Vice President Joe Biden was in Florida this week touring the Everglades and touting the benefits of federally funded restoration projects to restore the historical flow of water from the Northern Everglades Watershed to Everglades National Park. He brought his granddaughter along on the airboat tour of the Everglades area, where they were joined by U.S. Senator Bill Nelson and U.S. Representative Alcee Hastings. I was honored to be asked to represent the U.S. Department of Agriculture (USDA) at the event. Read more »

Make Cinco de Mayo a “Citrus de Mayo” Celebration

This year I am encouraging everyone to make the Cinco de Mayo celebration a “Citrus de Mayo” affair by celebrating citrus’ role in the holiday’s food and culture.  My goal is to raise awareness of the serious threat that diseases like citrus greening pose to United States citrus.

From the limes and oranges we use to marinate the carne asada, and the lime we squeeze over our guacamole and tacos to bring out the flavor, to the delicious margaritas and the lime wedges with which we top an ice-cold beer, citrus is at the center of the festive Cinco de Mayo event.

Cinco de Mayo is just not the same without citrus.  With multiple diseases affecting our citrus and the recent confirmation of citrus greening disease in California, our access to U.S.-grown citrus is under serious threat, and with it, many of the foods and festivities we enjoy. Read more »

Secretary’s Column: A Hand Up for Homeowners

Today the American economy is continuing to heal from the great recession. Unemployment rates are falling, and we’ve added private sector jobs for two straight years. That means more than 4 million Americans are back on the job.

At the U.S. Department of Agriculture, we’re focused on growing the economy in rural America and I am proud of what we’ve accomplished.

One important part of our work has been supporting homeowners who are getting back on their feet – and just recently, USDA was able to take a new step to help. Read more »

Weekly Weather and Crop Bulletin

The Weekly Weather and Crop Bulletin (WWCB) began publication in 1872 as the Weekly Weather Chronicle and is jointly prepared by the U.S. Departments of Commerce and Agriculture.  The bulletin provides a vital source of information on weather, climate, and agricultural developments worldwide, along with detailed charts and tables of agro-meteorological information that are appropriate for the season.

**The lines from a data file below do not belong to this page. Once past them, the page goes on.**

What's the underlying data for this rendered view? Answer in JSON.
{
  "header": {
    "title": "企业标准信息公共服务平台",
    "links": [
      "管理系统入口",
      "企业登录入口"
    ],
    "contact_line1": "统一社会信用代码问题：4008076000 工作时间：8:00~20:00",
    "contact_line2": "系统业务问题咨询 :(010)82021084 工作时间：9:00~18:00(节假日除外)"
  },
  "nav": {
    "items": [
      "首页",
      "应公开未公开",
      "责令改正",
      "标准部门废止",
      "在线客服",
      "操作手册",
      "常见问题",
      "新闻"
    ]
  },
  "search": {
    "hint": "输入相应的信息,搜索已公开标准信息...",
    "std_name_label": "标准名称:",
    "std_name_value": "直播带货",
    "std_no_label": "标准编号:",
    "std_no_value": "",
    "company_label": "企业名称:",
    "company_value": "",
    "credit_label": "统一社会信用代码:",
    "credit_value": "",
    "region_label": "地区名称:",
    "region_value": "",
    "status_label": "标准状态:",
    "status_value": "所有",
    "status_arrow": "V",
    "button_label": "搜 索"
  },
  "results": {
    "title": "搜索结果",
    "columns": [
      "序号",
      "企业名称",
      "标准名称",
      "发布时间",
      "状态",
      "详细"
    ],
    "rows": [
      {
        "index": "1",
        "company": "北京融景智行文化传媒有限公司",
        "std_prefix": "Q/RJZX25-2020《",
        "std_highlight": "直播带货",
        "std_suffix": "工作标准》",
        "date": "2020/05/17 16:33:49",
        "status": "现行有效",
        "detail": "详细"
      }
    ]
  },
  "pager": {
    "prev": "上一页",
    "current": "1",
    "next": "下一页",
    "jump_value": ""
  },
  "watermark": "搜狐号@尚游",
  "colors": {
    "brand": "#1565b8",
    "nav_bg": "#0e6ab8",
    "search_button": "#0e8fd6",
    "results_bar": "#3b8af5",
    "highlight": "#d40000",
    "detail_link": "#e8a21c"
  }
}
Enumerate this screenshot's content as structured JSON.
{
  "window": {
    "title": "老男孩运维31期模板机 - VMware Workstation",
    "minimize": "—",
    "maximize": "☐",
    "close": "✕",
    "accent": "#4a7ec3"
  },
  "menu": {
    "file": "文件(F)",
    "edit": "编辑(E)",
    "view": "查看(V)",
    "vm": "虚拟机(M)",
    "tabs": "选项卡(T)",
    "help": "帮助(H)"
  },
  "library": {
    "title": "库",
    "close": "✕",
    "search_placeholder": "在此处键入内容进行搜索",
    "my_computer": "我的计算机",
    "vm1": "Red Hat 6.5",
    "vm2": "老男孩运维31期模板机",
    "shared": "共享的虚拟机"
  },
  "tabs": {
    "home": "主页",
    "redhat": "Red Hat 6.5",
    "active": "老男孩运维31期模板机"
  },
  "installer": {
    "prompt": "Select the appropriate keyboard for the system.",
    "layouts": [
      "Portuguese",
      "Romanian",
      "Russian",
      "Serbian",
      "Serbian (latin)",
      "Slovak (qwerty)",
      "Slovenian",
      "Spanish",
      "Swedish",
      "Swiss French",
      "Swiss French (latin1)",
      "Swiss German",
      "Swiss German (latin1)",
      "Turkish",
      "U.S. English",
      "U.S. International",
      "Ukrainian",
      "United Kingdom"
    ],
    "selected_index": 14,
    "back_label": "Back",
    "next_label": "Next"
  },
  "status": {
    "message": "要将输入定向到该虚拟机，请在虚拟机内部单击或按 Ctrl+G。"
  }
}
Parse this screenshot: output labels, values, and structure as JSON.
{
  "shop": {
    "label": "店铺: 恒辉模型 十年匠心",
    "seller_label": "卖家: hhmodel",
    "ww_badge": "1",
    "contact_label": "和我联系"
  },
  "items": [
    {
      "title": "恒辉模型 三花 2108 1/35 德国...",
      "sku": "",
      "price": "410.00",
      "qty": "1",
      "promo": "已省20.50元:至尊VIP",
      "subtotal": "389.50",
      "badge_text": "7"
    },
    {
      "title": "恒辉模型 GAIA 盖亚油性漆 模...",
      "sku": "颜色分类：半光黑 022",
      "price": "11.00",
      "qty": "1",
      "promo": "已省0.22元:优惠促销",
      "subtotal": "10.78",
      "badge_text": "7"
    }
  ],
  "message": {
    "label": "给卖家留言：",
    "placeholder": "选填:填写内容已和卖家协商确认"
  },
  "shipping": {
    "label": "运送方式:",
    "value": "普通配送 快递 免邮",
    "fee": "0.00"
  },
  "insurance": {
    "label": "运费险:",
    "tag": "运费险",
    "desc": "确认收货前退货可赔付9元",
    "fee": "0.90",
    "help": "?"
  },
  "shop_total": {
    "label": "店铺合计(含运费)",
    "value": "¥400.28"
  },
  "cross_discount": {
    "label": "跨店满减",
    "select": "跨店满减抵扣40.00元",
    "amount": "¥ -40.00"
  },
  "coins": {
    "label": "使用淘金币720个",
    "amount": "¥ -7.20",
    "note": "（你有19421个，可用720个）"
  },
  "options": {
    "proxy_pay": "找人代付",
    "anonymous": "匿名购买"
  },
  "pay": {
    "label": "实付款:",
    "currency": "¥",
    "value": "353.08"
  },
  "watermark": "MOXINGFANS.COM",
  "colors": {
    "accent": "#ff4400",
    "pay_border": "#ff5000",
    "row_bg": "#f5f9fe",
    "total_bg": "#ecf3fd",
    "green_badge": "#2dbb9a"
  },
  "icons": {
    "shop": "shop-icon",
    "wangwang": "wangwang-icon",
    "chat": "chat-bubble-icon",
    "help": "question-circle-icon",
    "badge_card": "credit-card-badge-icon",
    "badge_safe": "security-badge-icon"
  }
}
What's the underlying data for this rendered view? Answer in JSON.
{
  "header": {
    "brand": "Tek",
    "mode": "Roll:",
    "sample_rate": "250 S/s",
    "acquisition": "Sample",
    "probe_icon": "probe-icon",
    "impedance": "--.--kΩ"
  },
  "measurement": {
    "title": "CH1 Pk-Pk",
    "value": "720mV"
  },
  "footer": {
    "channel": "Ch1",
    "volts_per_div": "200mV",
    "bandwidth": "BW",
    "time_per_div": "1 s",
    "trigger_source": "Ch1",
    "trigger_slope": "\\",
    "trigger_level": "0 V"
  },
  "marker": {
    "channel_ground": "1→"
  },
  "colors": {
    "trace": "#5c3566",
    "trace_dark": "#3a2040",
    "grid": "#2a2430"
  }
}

The bulletin’s extensive array of products include a drought severity index, highlights of crop conditions and planting progress for key U.S. crops, state-by-state crop summaries, and a global overview of agricultural weather conditions.  The bulletin is posted every Wednesday by 12 p.m. eastern time.  For past reports or to receive reports by e-mail subscription, please visit the Albert A. Mann Library at Cornell University. Read more »

Bringing Nutrition Assistance to Hispanic Communities Across the Nation

A screen shot of the La Mesa Completa Tool Kit

A screen shot of the La Mesa Completa Tool Kit

This week, the Center for Faith Based and Neighborhood Partnerships hosted a webinar in Spanish to launch our exciting new La Mesa Completa Tool Kit.  The e-tool was made for Spanish-speaking faith and community leaders to learn about the various ways in which they can partner with USDA to ensure that Latinos have access to federal nutrition programs.  More than one in four Latinos is food insecure, and Latinos access USDA nutrition assistance programs at the lowest rates of any demographic group. Read more »

How Far Has Food Safety Come in 150 years?

Throughout the year, and this month in particular, USDA celebrates 150 years of existence. The legislation that established USDA was signed on May 15, 1862, by President Abraham Lincoln. At that point, food safety wasn’t a major concern for the People’s Department.

The turning point for domestic meat inspection really came in 1905 and 1906, after Upton Sinclair published The Jungle. The details of the book described unsanitary working conditions in a Chicago meatpacking house, putting meat consumers at risk for disease. Read more »